Analyst Opinion - This should be an interesting dance: Google was gaining near monopoly power over ad revenue and both Yahoo and Microsoft were having trouble blocking them from becoming the most powerful company on the web. In fact, we likely could argue that since Google is at the center of most searches, they already are the most powerful company on the web as they, effectively, are the gate keeper for most everyone else. Let’s look at this from a couple of angles.
Microsoft + Yahoo
Combined, Yahoo and Microsoft have the two most powerful portals. While Yahoo’s star has been fading, largely because they missed the social networking wave that favored their model, Microsoft has been chasing that star and Yahoo, through their chat properties, actually has the strongest existing foundation for such a move. Microsoft has invested in Facebook, which blocked Google, and Facebook is currently considered to be the strongest of the social networking properties. If, and this is a really big if, Microsoft can integrate and bring all of this to bear they should be able to slow Google’s growth significantly but likely not stop it because the advantage Google has is being built into the behavior of folks browsing the web.

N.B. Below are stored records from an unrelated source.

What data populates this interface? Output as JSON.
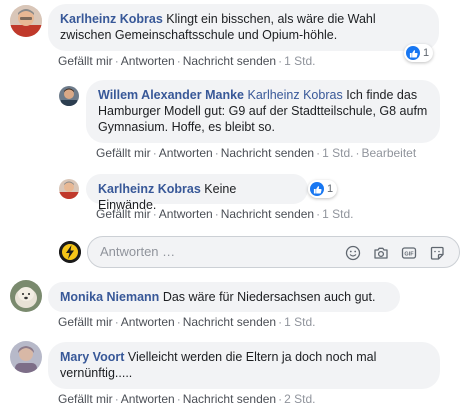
{
  "comments": [
    {
      "author": "Karlheinz Kobras",
      "text": "Klingt ein bisschen, als wäre die Wahl zwischen Gemeinschaftsschule und Opium-höhle.",
      "reaction_count": "1",
      "actions": [
        "Gefällt mir",
        "Antworten",
        "Nachricht senden"
      ],
      "time": "1 Std."
    },
    {
      "author": "Willem Alexander Manke",
      "mention": "Karlheinz Kobras",
      "text": "Ich finde das Hamburger Modell gut: G9 auf der Stadtteilschule, G8 aufm Gymnasium. Hoffe, es bleibt so.",
      "actions": [
        "Gefällt mir",
        "Antworten",
        "Nachricht senden"
      ],
      "time": "1 Std.",
      "edited": "Bearbeitet"
    },
    {
      "author": "Karlheinz Kobras",
      "text": "Keine Einwände.",
      "reaction_count": "1",
      "actions": [
        "Gefällt mir",
        "Antworten",
        "Nachricht senden"
      ],
      "time": "1 Std."
    },
    {
      "author": "Monika Niemann",
      "text": "Das wäre für Niedersachsen auch gut.",
      "actions": [
        "Gefällt mir",
        "Antworten",
        "Nachricht senden"
      ],
      "time": "1 Std."
    },
    {
      "author": "Mary Voort",
      "text": "Vielleicht werden die Eltern ja doch noch mal vernünftig.....",
      "actions": [
        "Gefällt mir",
        "Antworten",
        "Nachricht senden"
      ],
      "time": "2 Std."
    }
  ],
  "reply_box": {
    "placeholder": "Antworten …",
    "icons": [
      "smiley-icon",
      "camera-icon",
      "gif-icon",
      "sticker-icon"
    ]
  },
  "colors": {
    "link": "#385898",
    "bubble": "#f2f3f5",
    "like_blue": "#1877f2",
    "meta": "#90949c"
  }
}
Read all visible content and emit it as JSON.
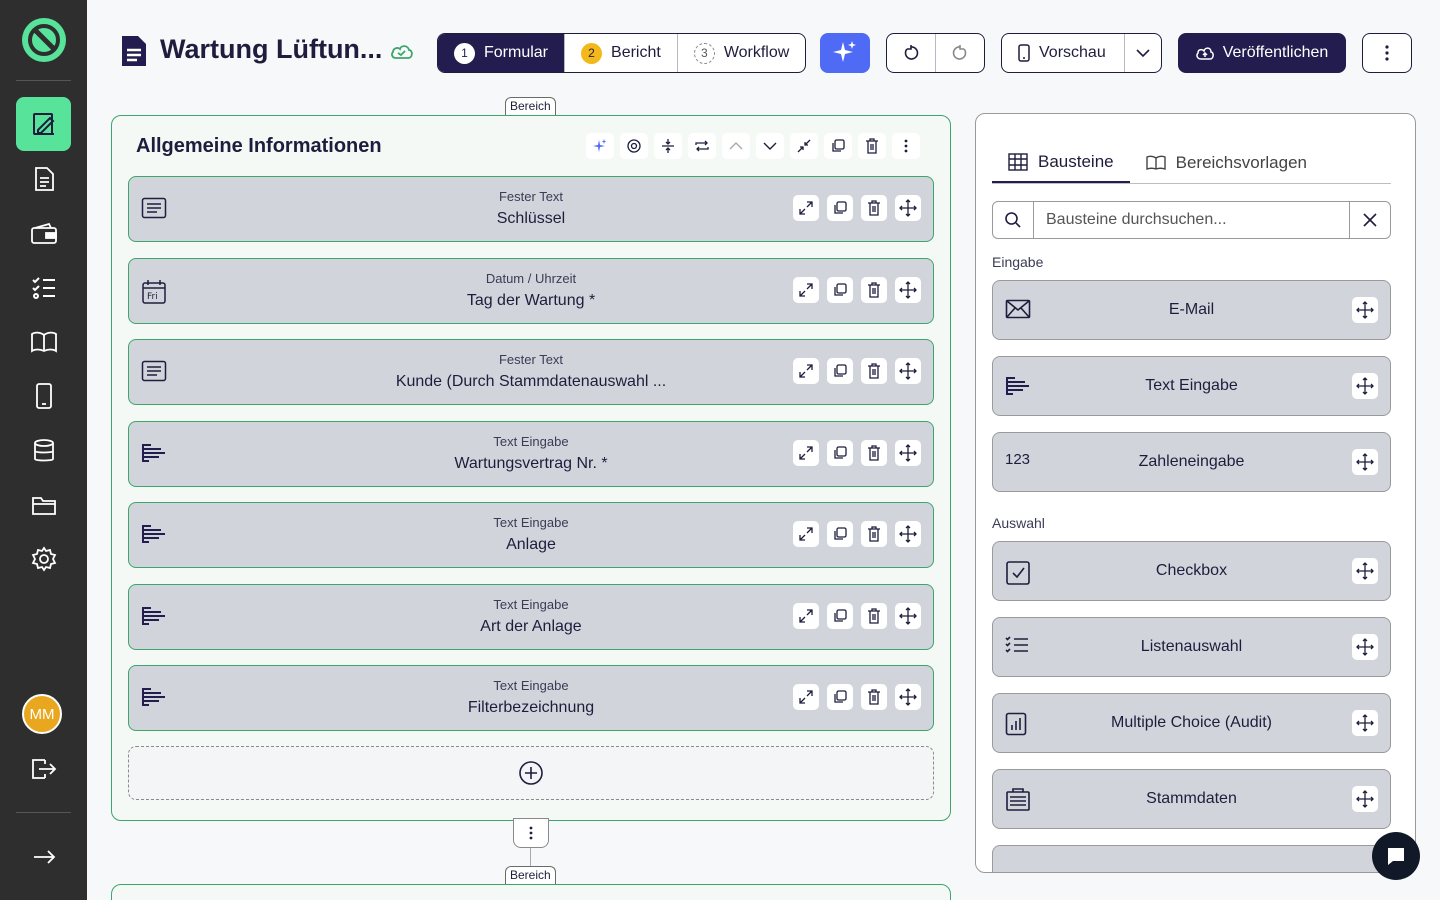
{
  "sidebar": {
    "items": [
      {
        "icon": "form-edit-icon",
        "active": true
      },
      {
        "icon": "report-icon"
      },
      {
        "icon": "wallet-icon"
      },
      {
        "icon": "checklist-icon"
      },
      {
        "icon": "book-icon"
      },
      {
        "icon": "mobile-icon"
      },
      {
        "icon": "database-icon"
      },
      {
        "icon": "folder-icon"
      },
      {
        "icon": "gear-icon"
      }
    ],
    "avatar_initials": "MM",
    "logout_icon": "logout-icon",
    "expand_icon": "arrow-right-icon"
  },
  "header": {
    "title": "Wartung Lüftun...",
    "steps": [
      {
        "num": "1",
        "label": "Formular",
        "active": true
      },
      {
        "num": "2",
        "label": "Bericht"
      },
      {
        "num": "3",
        "label": "Workflow"
      }
    ],
    "preview_label": "Vorschau",
    "publish_label": "Veröffentlichen"
  },
  "section": {
    "tag": "Bereich",
    "title": "Allgemeine Informationen",
    "fields": [
      {
        "type": "Fester Text",
        "label": "Schlüssel",
        "icon": "text-block-icon"
      },
      {
        "type": "Datum / Uhrzeit",
        "label": "Tag der Wartung *",
        "icon": "calendar-icon",
        "icon_text": "Fri"
      },
      {
        "type": "Fester Text",
        "label": "Kunde (Durch Stammdatenauswahl ...",
        "icon": "text-block-icon"
      },
      {
        "type": "Text Eingabe",
        "label": "Wartungsvertrag Nr. *",
        "icon": "text-input-icon"
      },
      {
        "type": "Text Eingabe",
        "label": "Anlage",
        "icon": "text-input-icon"
      },
      {
        "type": "Text Eingabe",
        "label": "Art der Anlage",
        "icon": "text-input-icon"
      },
      {
        "type": "Text Eingabe",
        "label": "Filterbezeichnung",
        "icon": "text-input-icon"
      }
    ]
  },
  "section2": {
    "tag": "Bereich"
  },
  "panel": {
    "tabs": [
      {
        "label": "Bausteine",
        "active": true
      },
      {
        "label": "Bereichsvorlagen"
      }
    ],
    "search": {
      "placeholder": "Bausteine durchsuchen...",
      "value": ""
    },
    "groups": [
      {
        "label": "Eingabe",
        "blocks": [
          {
            "label": "E-Mail",
            "icon": "mail-icon"
          },
          {
            "label": "Text Eingabe",
            "icon": "text-input-icon"
          },
          {
            "label": "Zahleneingabe",
            "icon": "number-icon",
            "icon_text": "123"
          }
        ]
      },
      {
        "label": "Auswahl",
        "blocks": [
          {
            "label": "Checkbox",
            "icon": "checkbox-icon"
          },
          {
            "label": "Listenauswahl",
            "icon": "list-icon"
          },
          {
            "label": "Multiple Choice (Audit)",
            "icon": "audit-chart-icon"
          },
          {
            "label": "Stammdaten",
            "icon": "master-data-icon"
          }
        ]
      }
    ]
  },
  "colors": {
    "accent": "#57e39a",
    "brand_dark": "#231d4f",
    "ai_blue": "#4f6bf5",
    "section_border": "#3ca66b"
  }
}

On the other hand, when looking across Google’s quarterly reports, it would appear that there is a trend (assuming the fourth quarter isn’t a fluke) for web users to go increasingly to locations like Amazon and Facebook and not first to Google, suggesting a strong portal strategy could eventually reduce significantly Google’s web presence, power, and revenue.
The Merger technically should be comparatively easy, given a lot of commonality between Yahoo and Microsoft in terms of tools. The Yahoo culture is unique though and there it is likely that there will be an elimination of common services. But Microsoft is more experienced in people management and high performing employees would likely be safer (assuming they can adapt to the Microsoft culture) than they were under Yahoo alone.
Google + Yahoo?
If Microsoft’s acquisition of Yahoo fails, and in anticipation of that, Google is likely to bid against Microsoft to either take the company away or make the acquisition painfully expensive, should Microsoft win. But, clearly, this is not as natural a move for Google and their first likely strong block will likely be on anti-trust grounds; however given their power in this space, the success of this is far from a given.
The combination of the Yahoo and Google has less common ground, as Google’s model is not based on owning content, but is rather based on owning the path to it. Google would not be as interested in keeping Yahoo alive and may find that shutting large portions down will better fit its long term model and plans. In short, since the goal of this would be to block Microsoft, their task is far easier in that making Yahoo work isn’t critical to the success of their plans.
Google’s culture would actually be favored over Microsoft’s by the employees, but Google would cut dramatically deeper than either Yahoo alone or Microsoft with Yahoo would do. This should have the executive team at Yahoo favor Microsoft in this instance. Coupled with Google’s stock slide resulting from missing analyst expectations with its latest financial report, Google is at a slight disadvantage right now, should both companies decide that Yahoo is a must win acquisition.
Technically, the two properties are very far apart and Google would be tempted to remove much of Yahoo’s technical staff quickly. However, if they plan to preserve the sites, they will need to keep this staff on-board during the transition. This staff will know their time is limited to the existence of their existing system, which makes it more difficult to motivate and get the job done right. In short, they’ll know that they’ll likely be laid off if they complete their tasks. They are likely to drag their feet in a Google-Yahoo scenario.
In both instances, common support staff is at risk because Microsoft and Google can rapidly take these common services under their existing service umbrella.
Under Microsoft, you will likely see a much higher integration with Microsoft’s other properties and some combination between Yahoo’s chat rooms and Microsoft’s social networking sites. Yahoo will likely accelerate its technology and look more different than it is today - and more consistent with Microsoft’s other properties.
With Google, there is a good chance Yahoo would either go away or become dramatically smaller, but retain much of its existing look and feel. Staff reductions under the Google move would likely be significantly more dramatic, but any employees that are left will probably like the Google employee programs better.
Regardless, either acquisition will have a significant impact on the web, Yahoo is not an insignificant property and this could signal a consolidation phase of web properties, which could reach broadly and deeply.As we enter what may be a recession, expect to see this consolidation phase to accelerate.
Rob Enderle is one of the last Inquiry Analysts. Inquiry Analysts are paid to stay up to date on current events and identify trends and either explain the trends or make suggestions, tactical and strategic, on how to best take advantage of them. Currently he provides his services to most of the major technology and media companies.